Problem to work on =
Set the entries down again exactly; none may be skipped.

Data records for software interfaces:
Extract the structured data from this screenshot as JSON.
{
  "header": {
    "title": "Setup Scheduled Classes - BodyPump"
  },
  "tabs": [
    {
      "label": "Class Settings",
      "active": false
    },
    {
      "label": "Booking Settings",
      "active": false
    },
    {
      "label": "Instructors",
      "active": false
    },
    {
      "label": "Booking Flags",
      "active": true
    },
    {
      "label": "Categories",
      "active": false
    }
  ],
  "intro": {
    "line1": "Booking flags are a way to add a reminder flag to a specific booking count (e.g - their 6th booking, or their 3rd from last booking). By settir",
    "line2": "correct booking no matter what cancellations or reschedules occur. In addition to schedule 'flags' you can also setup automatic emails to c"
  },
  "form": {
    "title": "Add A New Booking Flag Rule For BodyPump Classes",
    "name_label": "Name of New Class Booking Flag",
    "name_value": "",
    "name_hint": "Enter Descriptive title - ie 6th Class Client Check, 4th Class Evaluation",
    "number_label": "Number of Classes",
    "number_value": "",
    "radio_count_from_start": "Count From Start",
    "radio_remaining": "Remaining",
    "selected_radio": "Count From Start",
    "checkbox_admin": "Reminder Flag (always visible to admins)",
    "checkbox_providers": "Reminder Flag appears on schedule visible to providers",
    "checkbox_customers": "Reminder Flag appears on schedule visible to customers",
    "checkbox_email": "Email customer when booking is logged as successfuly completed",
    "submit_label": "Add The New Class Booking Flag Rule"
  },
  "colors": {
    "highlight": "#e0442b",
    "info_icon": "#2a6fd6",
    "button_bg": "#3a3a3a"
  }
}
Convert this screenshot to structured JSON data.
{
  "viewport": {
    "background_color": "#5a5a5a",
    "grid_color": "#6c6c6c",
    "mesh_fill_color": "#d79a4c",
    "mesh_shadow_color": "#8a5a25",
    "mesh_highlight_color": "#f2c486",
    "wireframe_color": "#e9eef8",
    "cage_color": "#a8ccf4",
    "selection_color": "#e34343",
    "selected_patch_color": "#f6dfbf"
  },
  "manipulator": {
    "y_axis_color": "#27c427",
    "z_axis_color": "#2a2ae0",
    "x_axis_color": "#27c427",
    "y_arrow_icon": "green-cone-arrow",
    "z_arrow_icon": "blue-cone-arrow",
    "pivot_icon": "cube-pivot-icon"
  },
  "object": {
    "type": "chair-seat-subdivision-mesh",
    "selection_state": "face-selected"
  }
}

Solution for this problem =
Extract the structured data from this screenshot as JSON.
{
  "header": {
    "title": "Setup Scheduled Classes - BodyPump"
  },
  "tabs": [
    {
      "label": "Class Settings",
      "active": false
    },
    {
      "label": "Booking Settings",
      "active": false
    },
    {
      "label": "Instructors",
      "active": false
    },
    {
      "label": "Booking Flags",
      "active": true
    },
    {
      "label": "Categories",
      "active": false
    }
  ],
  "intro": {
    "line1": "Booking flags are a way to add a reminder flag to a specific booking count (e.g - their 6th booking, or their 3rd from last booking). By settir",
    "line2": "correct booking no matter what cancellations or reschedules occur. In addition to schedule 'flags' you can also setup automatic emails to c"
  },
  "form": {
    "title": "Add A New Booking Flag Rule For BodyPump Classes",
    "name_label": "Name of New Class Booking Flag",
    "name_value": "",
    "name_hint": "Enter Descriptive title - ie 6th Class Client Check, 4th Class Evaluation",
    "number_label": "Number of Classes",
    "number_value": "",
    "radio_count_from_start": "Count From Start",
    "radio_remaining": "Remaining",
    "selected_radio": "Count From Start",
    "checkbox_admin": "Reminder Flag (always visible to admins)",
    "checkbox_providers": "Reminder Flag appears on schedule visible to providers",
    "checkbox_customers": "Reminder Flag appears on schedule visible to customers",
    "checkbox_email": "Email customer when booking is logged as successfuly completed",
    "submit_label": "Add The New Class Booking Flag Rule"
  },
  "colors": {
    "highlight": "#e0442b",
    "info_icon": "#2a6fd6",
    "button_bg": "#3a3a3a"
  }
}
Convert this screenshot to structured JSON data.
{
  "viewport": {
    "background_color": "#5a5a5a",
    "grid_color": "#6c6c6c",
    "mesh_fill_color": "#d79a4c",
    "mesh_shadow_color": "#8a5a25",
    "mesh_highlight_color": "#f2c486",
    "wireframe_color": "#e9eef8",
    "cage_color": "#a8ccf4",
    "selection_color": "#e34343",
    "selected_patch_color": "#f6dfbf"
  },
  "manipulator": {
    "y_axis_color": "#27c427",
    "z_axis_color": "#2a2ae0",
    "x_axis_color": "#27c427",
    "y_arrow_icon": "green-cone-arrow",
    "z_arrow_icon": "blue-cone-arrow",
    "pivot_icon": "cube-pivot-icon"
  },
  "object": {
    "type": "chair-seat-subdivision-mesh",
    "selection_state": "face-selected"
  }
}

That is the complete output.